Termination of play therapy services can be difficult for the counselor and the child. The relationship formed during the months of therapy is one of the most important aspects of the process. Termination activities differ across settings: some offices provide certificates and some simply said good bye.
Last month, I discussed the pros and cons of using a treasure box as a termination for individual sessions. Today, I will share a termination activity that has been quite popular in my office. ‘
The truth is that it is also a goal setting activity. So, you can use it at the beginning and the end of therapy.
It started way back in January 2016….I like to call it the Chain of Intentions.
The Chain of Intentions was inspired by a commercial that I watched about the My Intent Project.
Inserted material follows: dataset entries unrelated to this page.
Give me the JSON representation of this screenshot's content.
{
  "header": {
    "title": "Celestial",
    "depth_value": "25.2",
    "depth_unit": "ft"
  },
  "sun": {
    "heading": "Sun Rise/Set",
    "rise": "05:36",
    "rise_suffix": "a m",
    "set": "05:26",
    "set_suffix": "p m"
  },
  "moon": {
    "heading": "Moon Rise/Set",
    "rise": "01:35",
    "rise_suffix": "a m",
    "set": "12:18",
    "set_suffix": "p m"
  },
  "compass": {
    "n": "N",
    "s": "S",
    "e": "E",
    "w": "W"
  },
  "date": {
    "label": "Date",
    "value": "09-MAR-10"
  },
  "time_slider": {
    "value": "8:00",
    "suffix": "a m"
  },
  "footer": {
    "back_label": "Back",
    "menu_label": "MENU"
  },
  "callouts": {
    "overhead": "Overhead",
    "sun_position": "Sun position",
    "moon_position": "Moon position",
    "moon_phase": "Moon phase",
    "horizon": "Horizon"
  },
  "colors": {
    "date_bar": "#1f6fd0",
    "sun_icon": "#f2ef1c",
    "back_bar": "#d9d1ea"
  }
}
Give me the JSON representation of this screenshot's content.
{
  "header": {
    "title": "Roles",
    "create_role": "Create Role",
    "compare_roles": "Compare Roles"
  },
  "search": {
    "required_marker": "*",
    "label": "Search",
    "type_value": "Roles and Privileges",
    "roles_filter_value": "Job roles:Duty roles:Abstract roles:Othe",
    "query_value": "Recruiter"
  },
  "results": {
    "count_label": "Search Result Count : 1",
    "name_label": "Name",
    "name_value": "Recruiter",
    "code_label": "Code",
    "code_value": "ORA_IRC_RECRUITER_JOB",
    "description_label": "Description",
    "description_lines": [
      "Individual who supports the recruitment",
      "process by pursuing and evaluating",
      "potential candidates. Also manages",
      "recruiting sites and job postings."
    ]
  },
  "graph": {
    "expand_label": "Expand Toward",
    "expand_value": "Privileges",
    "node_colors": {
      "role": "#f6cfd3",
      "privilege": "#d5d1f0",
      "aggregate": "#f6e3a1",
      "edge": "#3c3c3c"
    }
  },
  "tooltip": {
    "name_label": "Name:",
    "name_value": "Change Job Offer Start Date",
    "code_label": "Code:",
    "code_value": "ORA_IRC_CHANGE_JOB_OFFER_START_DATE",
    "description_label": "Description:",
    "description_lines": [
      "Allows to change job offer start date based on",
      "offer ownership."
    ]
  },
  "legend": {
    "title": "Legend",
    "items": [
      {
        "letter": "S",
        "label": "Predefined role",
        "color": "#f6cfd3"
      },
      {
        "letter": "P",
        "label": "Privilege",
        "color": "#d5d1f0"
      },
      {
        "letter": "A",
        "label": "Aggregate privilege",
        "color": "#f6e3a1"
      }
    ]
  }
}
According to their webpage,
We believe there is purpose inside each of us and we want our efforts to encourage people to share more truth and inspiration with each other. We are not a jewelry company – we are an intentions project-My Intent Project
Despite their claim not to be a jewelry company, they do in fact, make jewelry. The customer chooses a word of inspiration to have marked on a disc and uses that as inspiration or motivation in their daily life.
(Note…I have no affiliation with the My Intent project and have received no financial compensation from them…this is purely background).
So, I ordered one with my intention for my play therapy practice for 2016.
My word was FOCUS.
Focus on PLAY THERAPY.
See, I have a habit of saying yes to all opportunities. Those things were taking me away from my core mission which was to use play therapy to help children deal with trauma or other difficulties at home or in school.
I needed to FOCUS.
But, because I could not buy a necklace as a termination gift for each or my clients, I came up with a way to create a chain of intentions with all of the (willing) clients and students that came to my office in 2016.
The end result was a way for them to leave something behind. A testament to the power of therapy and the work that was accomplished. A motivation for other children that success was possible. And a vision for their future about what could help guide them after therapy was over.
My goal was to get from one side of the room to the other. It took the entire year. My office is big! But as it grew, it became a fixture in the office and I am excited to take it down and start again. And a little sad to see it go. I am thinking that I can use it as a garland for my office Christmas tree. A symbolic way to honor the work of the year and transition into the intentions for 2017.
I’ve been thinking about a word for 2017….the one that keeps popping up is GLOBAL. Stay tuned to see how that develops over the next year.
Please leave me a comment with your one-word intention for 2017!
Jennifer Taylor, LCSW, RPT is an experienced child and family therapist and public speaker who specializes in trauma, ADHD, and conduct problems. Discover more about her diverse clinical background and family. Reach out to Jennifer with questions or comments by emailing at email@example.com
Presence: Three Tools to Develop A Deeper Ability to “Show Up” in Your Life
The Best Toys for Christmas 2019 (According to a Play Therapist)
Stuck in a Rut? 5 Boredom Busters To Get Your Creativity Flowing
Stop Rewarding Perfect Attendance in School, PLEASE
Never Enough Time in Nature: The Benefits of Being Outside
Why A Retreat Experience Should be on Your Play Therapy Training To-Do List
My Child Started Kindergarten and I’m a Hot Mess
Do It Afraid
Please log in again. The login page will open in a new tab. After logging in you can close it and return to this page.